Following a successful debut at the North American International Auto Show back in January, the Toyota FT-1 has returned in a graphite exterior paint and light, saddle-coloured leather at the Gordon McCall’s Motorworks Revival gala held on California’s Monterey Peninsula.
Toyota claims that the muscular, curved exterior builds on Toyota’s rich sports coupe heritage dating back to the 2000GT, Celica, Supra, MR2 and most recently Scion FR-S. That first vehicle stunned in a bold red, while this second FT-1 impresses with sophisticated graphite. Both concept share the same shape and sporty design except the colour of the leather changes between the first and second FT-1 vehicles, and the visual difference is striking.
The first car was dominated by bold, masculine black, with red painted edges. In the second, the natural leather on the seat is supple with an all-natural grain. The painted edges that are red in the first concept are now subtly blended brown in the second. The intention is to bring in a more sophisticated feel and authenticity through colour choice, showcasing the versatility of the FT-1 sports car concept. Enthusiasts who desire a more pure high performance experience might choose the black-red pairing, while others may desire the premium, athletic feel of the saddle leather.
This may not seem particularly adventurous, but according to Sellene Lee, the designer from Toyota’s Calty creative studio who proposed both FT-1 colour schemes, interior inspiration came from materials used in today’s superhero costumes.
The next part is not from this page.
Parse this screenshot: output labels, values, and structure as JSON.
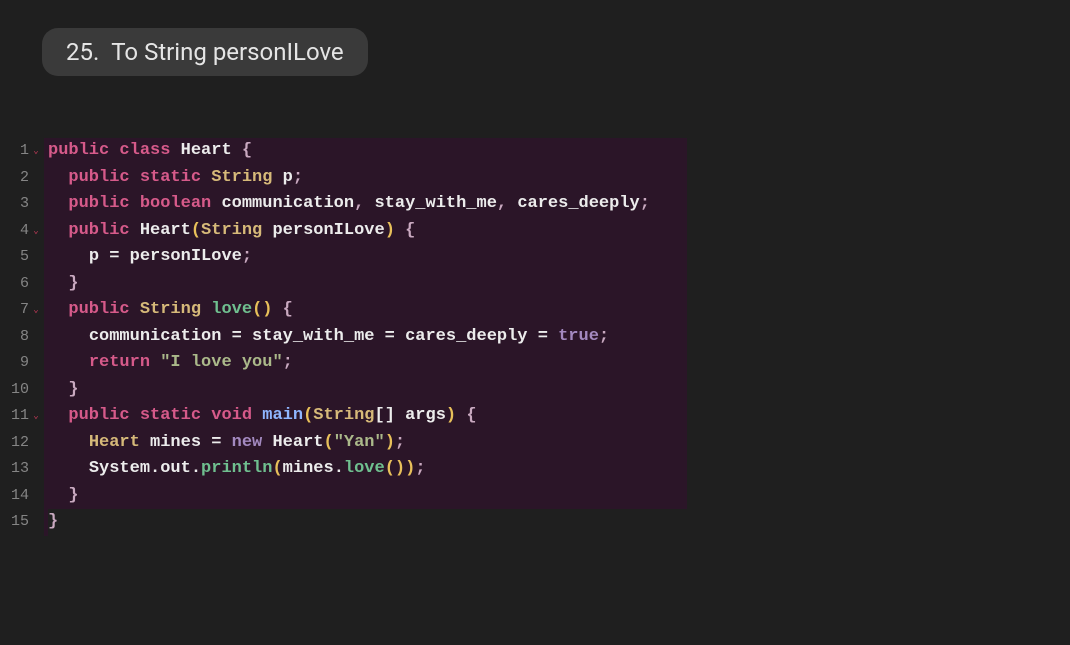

A movie poster drew her attention to the modern shift from past heroes’ bright tights and colours to today’s performance fabrics and function.
To achieve the FT-1’s advanced-looking, intricately detailed interior, Sellene Lee and the team compared leather thicknesses, grain sizes and textures to find the perfect combination. Raised metal mesh provides ventilation for the seats while lending a more textural, bold effect that beautifully matches with the metal accents. A dimensional embossed pattern on the instrument panel leather brings in a 3-D, technical look.
Beyond her superhero performance material concept, Sellene Lee moved away from the typical stitching or piping edge treatment found in many vehicle interiors. The painted red edges on the welded leather and painted brown edges on the second FT-1 were inspired by high-end leather bags she found in an upscale department store. When drivers sit in FT-1, they can feel the difference in materials, textures and colour choices in both cars.